• [WHAT THE TASK ASKS]
An exact copy of every entry is needed, with the images left out.

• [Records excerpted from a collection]
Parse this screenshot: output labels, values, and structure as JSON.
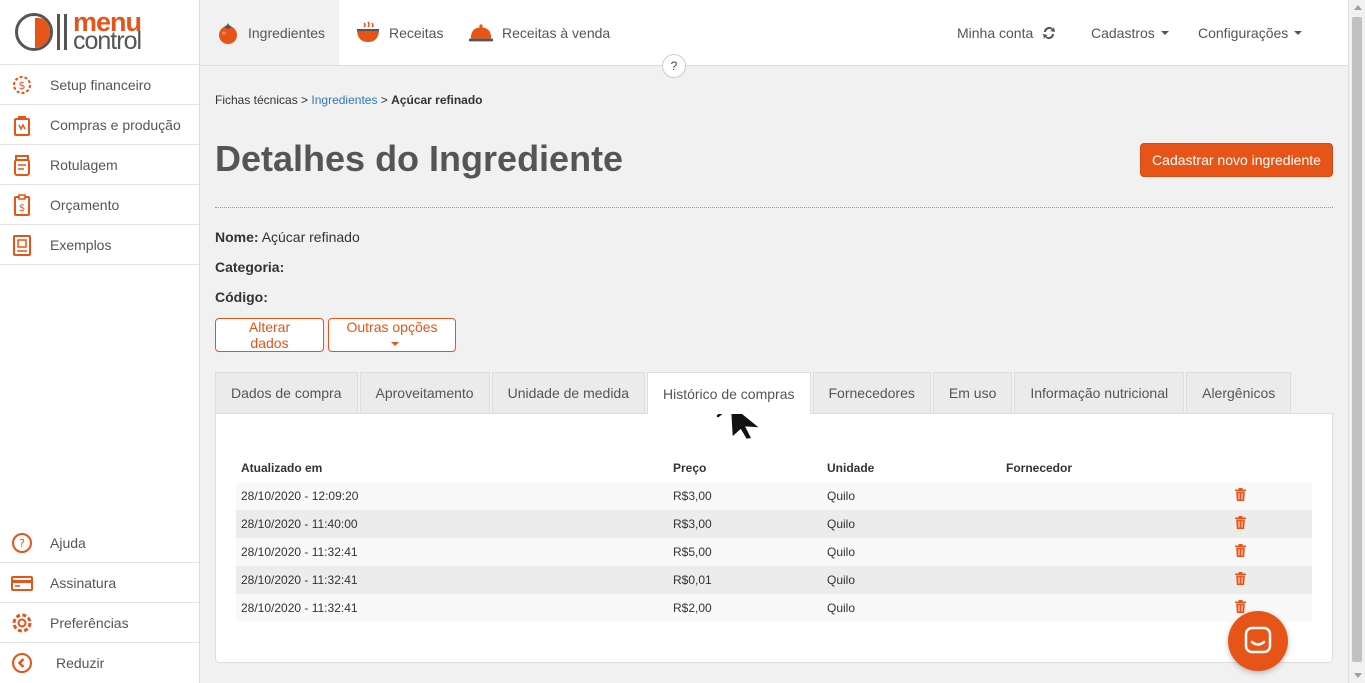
{
  "brand": {
    "name_top": "menu",
    "name_bottom": "control",
    "accent": "#e65418",
    "link": "#2a7ab8"
  },
  "sidebar": {
    "items": [
      {
        "label": "Setup financeiro",
        "icon": "dollar-gear-icon"
      },
      {
        "label": "Compras e produção",
        "icon": "shopping-bag-icon"
      },
      {
        "label": "Rotulagem",
        "icon": "jar-label-icon"
      },
      {
        "label": "Orçamento",
        "icon": "clipboard-dollar-icon"
      },
      {
        "label": "Exemplos",
        "icon": "book-image-icon"
      }
    ],
    "bottom_items": [
      {
        "label": "Ajuda",
        "icon": "question-bubble-icon"
      },
      {
        "label": "Assinatura",
        "icon": "credit-card-icon"
      },
      {
        "label": "Preferências",
        "icon": "gear-icon"
      },
      {
        "label": "Reduzir",
        "icon": "chevron-left-circle-icon"
      }
    ]
  },
  "topnav": {
    "tabs": [
      {
        "label": "Ingredientes",
        "icon": "tomato-icon"
      },
      {
        "label": "Receitas",
        "icon": "steaming-pot-icon"
      },
      {
        "label": "Receitas à venda",
        "icon": "cloche-icon"
      }
    ],
    "account": "Minha conta",
    "cadastros": "Cadastros",
    "configuracoes": "Configurações",
    "help": "?"
  },
  "breadcrumb": {
    "root": "Fichas técnicas",
    "sep": ">",
    "middle": "Ingredientes",
    "current": "Açúcar refinado"
  },
  "page": {
    "title": "Detalhes do Ingrediente",
    "new_button": "Cadastrar novo ingrediente",
    "fields": {
      "name_label": "Nome:",
      "name_value": "Açúcar refinado",
      "category_label": "Categoria:",
      "category_value": "",
      "code_label": "Código:",
      "code_value": ""
    },
    "edit_button": "Alterar dados",
    "more_button": "Outras opções"
  },
  "tabs": [
    "Dados de compra",
    "Aproveitamento",
    "Unidade de medida",
    "Histórico de compras",
    "Fornecedores",
    "Em uso",
    "Informação nutricional",
    "Alergênicos"
  ],
  "active_tab": "Histórico de compras",
  "history_table": {
    "headers": [
      "Atualizado em",
      "Preço",
      "Unidade",
      "Fornecedor"
    ],
    "rows": [
      [
        "28/10/2020 - 12:09:20",
        "R$3,00",
        "Quilo",
        ""
      ],
      [
        "28/10/2020 - 11:40:00",
        "R$3,00",
        "Quilo",
        ""
      ],
      [
        "28/10/2020 - 11:32:41",
        "R$5,00",
        "Quilo",
        ""
      ],
      [
        "28/10/2020 - 11:32:41",
        "R$0,01",
        "Quilo",
        ""
      ],
      [
        "28/10/2020 - 11:32:41",
        "R$2,00",
        "Quilo",
        ""
      ]
    ]
  }
}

• [ANSWER SPACE]
Parse this screenshot: output labels, values, and structure as JSON.
{
  "brand": {
    "name_top": "menu",
    "name_bottom": "control",
    "accent": "#e65418",
    "link": "#2a7ab8"
  },
  "sidebar": {
    "items": [
      {
        "label": "Setup financeiro",
        "icon": "dollar-gear-icon"
      },
      {
        "label": "Compras e produção",
        "icon": "shopping-bag-icon"
      },
      {
        "label": "Rotulagem",
        "icon": "jar-label-icon"
      },
      {
        "label": "Orçamento",
        "icon": "clipboard-dollar-icon"
      },
      {
        "label": "Exemplos",
        "icon": "book-image-icon"
      }
    ],
    "bottom_items": [
      {
        "label": "Ajuda",
        "icon": "question-bubble-icon"
      },
      {
        "label": "Assinatura",
        "icon": "credit-card-icon"
      },
      {
        "label": "Preferências",
        "icon": "gear-icon"
      },
      {
        "label": "Reduzir",
        "icon": "chevron-left-circle-icon"
      }
    ]
  },
  "topnav": {
    "tabs": [
      {
        "label": "Ingredientes",
        "icon": "tomato-icon"
      },
      {
        "label": "Receitas",
        "icon": "steaming-pot-icon"
      },
      {
        "label": "Receitas à venda",
        "icon": "cloche-icon"
      }
    ],
    "account": "Minha conta",
    "cadastros": "Cadastros",
    "configuracoes": "Configurações",
    "help": "?"
  },
  "breadcrumb": {
    "root": "Fichas técnicas",
    "sep": ">",
    "middle": "Ingredientes",
    "current": "Açúcar refinado"
  },
  "page": {
    "title": "Detalhes do Ingrediente",
    "new_button": "Cadastrar novo ingrediente",
    "fields": {
      "name_label": "Nome:",
      "name_value": "Açúcar refinado",
      "category_label": "Categoria:",
      "category_value": "",
      "code_label": "Código:",
      "code_value": ""
    },
    "edit_button": "Alterar dados",
    "more_button": "Outras opções"
  },
  "tabs": [
    "Dados de compra",
    "Aproveitamento",
    "Unidade de medida",
    "Histórico de compras",
    "Fornecedores",
    "Em uso",
    "Informação nutricional",
    "Alergênicos"
  ],
  "active_tab": "Histórico de compras",
  "history_table": {
    "headers": [
      "Atualizado em",
      "Preço",
      "Unidade",
      "Fornecedor"
    ],
    "rows": [
      [
        "28/10/2020 - 12:09:20",
        "R$3,00",
        "Quilo",
        ""
      ],
      [
        "28/10/2020 - 11:40:00",
        "R$3,00",
        "Quilo",
        ""
      ],
      [
        "28/10/2020 - 11:32:41",
        "R$5,00",
        "Quilo",
        ""
      ],
      [
        "28/10/2020 - 11:32:41",
        "R$0,01",
        "Quilo",
        ""
      ],
      [
        "28/10/2020 - 11:32:41",
        "R$2,00",
        "Quilo",
        ""
      ]
    ]
  }
}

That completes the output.